Back to School Basics: Some Relationship Advice

Now, I know some of my teacher friends have argued that it’s hard to date and teach, but that’s not the relationship advice I’m here to give. I’m talking about the relationships you have with your colleagues in your building.

Do you remember the show Scrubs? It’s a favorite of mine. A running theme throughout the show is that JD, a new doctor, insists that veteran Dr. Cox is his mentor. Then Dr. Cox usually has some reason why he is unfit to be a mentor and brushes off this title. Throughout the years of the show, even as JD becomes older and more experienced, he is still seeking that mentoring relationship. He remains hungry for learning and advice, and seeks it from the person his gut tells him to follow. I can think of a few fellow teachers whom I have sought this relationship from and I can honestly say having been mentored in several different aspects of my career, I have grown exponentially.

I’ve been reading a lot about peer coaching and teacher mentoring programs, and how it is much more effective than traditional professional development. This is someone startling and saddening to see from my perspective, given that I own an organization with the primary purpose of providing professional development. However, we are carefully looking at this research and considering ways to incorporate more follow-up and coaching aspects into our PD sessions. Why? Well, consider this chart from Models of Professional Development: A Celebration of Educators (Joyce & Calhoun, 2010, p. 79).
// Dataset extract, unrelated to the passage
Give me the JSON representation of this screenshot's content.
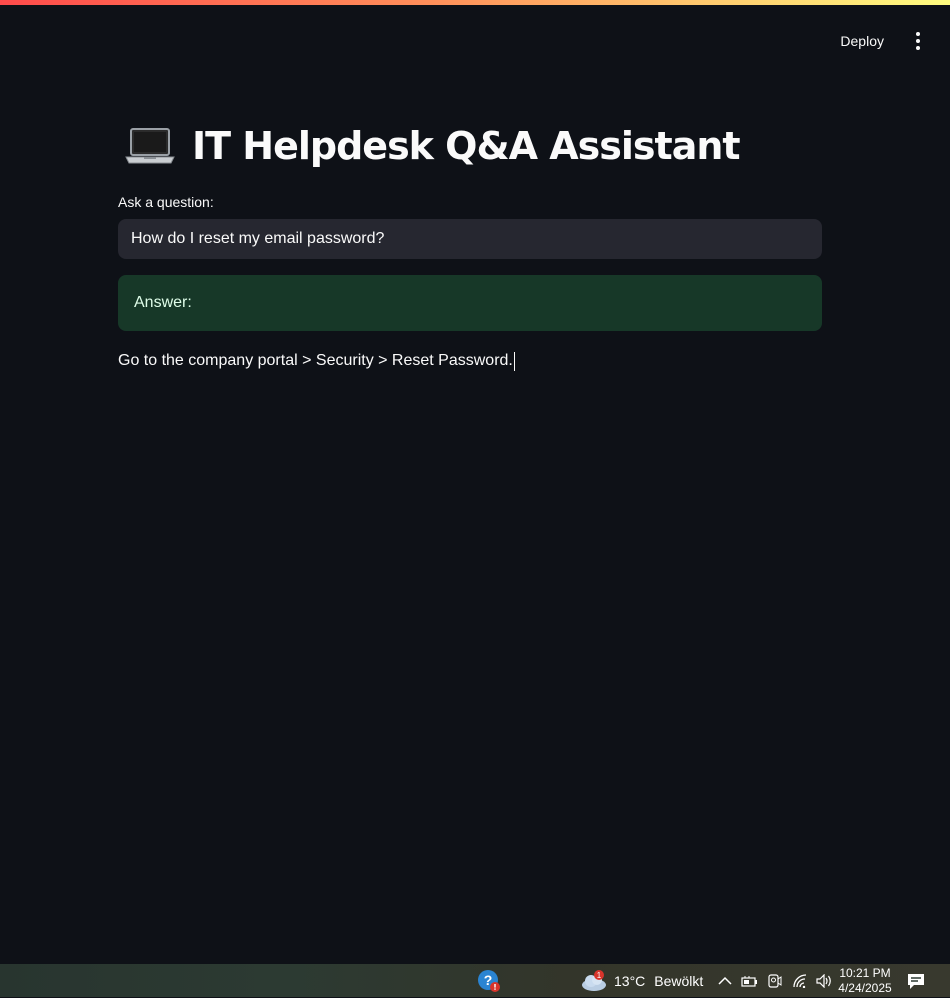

While interactive, engaging professional development (which is one of our core principles) appears to have an impact in the short-term for teachers, without follow-up and further engagement the effects taper off with only 5-10% of teachers implementing what was covered in the training. However, if a peer coach is involved, the rate of implementation remained steady around 90%. That’s a big difference.

The Microsoft Innovative Teaching and Learning Research project states: Innovative teaching practices are more likely to flourish when particular support conditions are in place. These conditions include:

  • Teacher collaboration that focuses on peer support and the sharing of teaching practices
  • Professional development that involves the active and direct engagement of teachers, particularly in practicing and researching new methods
  • A school culture that offers a common vision of innovation as well as a consistent support that encourages new types of teaching. (Microsoft, 2011, p. 12).

 Consider those points and think about your professional practice. Do you share ideas with your fellow teachers? Do you seek out engaging learning opportunities? Does your school administration support your development and learning goals?

I am challenging you now: seek out a peer coach or a mentor in your school. Someone who can guide you, offer ideas, and support you. Even veteran teachers can benefit from this relationship. Or, perhaps, you can coach someone else. Here are some attributes to look for in a peer coach:

  • Is able to build trust with peers
  • Builds on what a teacher needs
  • Communicates well and listens to teachers
  • Is flexible
  • Provides a safe, risk-taking environment and is non-threatening, nonjudgmental, and accepting
  • Is recognized by staff as a strong / outstanding teacher (Foltos, 2013; Meyer et al. 2011).

Whichever side of the relationship you feel ready to be on – coach or colleague, mentor or mentee – take the time to recognize the power of this bond. Both teachers will find themselves learning from each other and discovering new ways to impact their classrooms.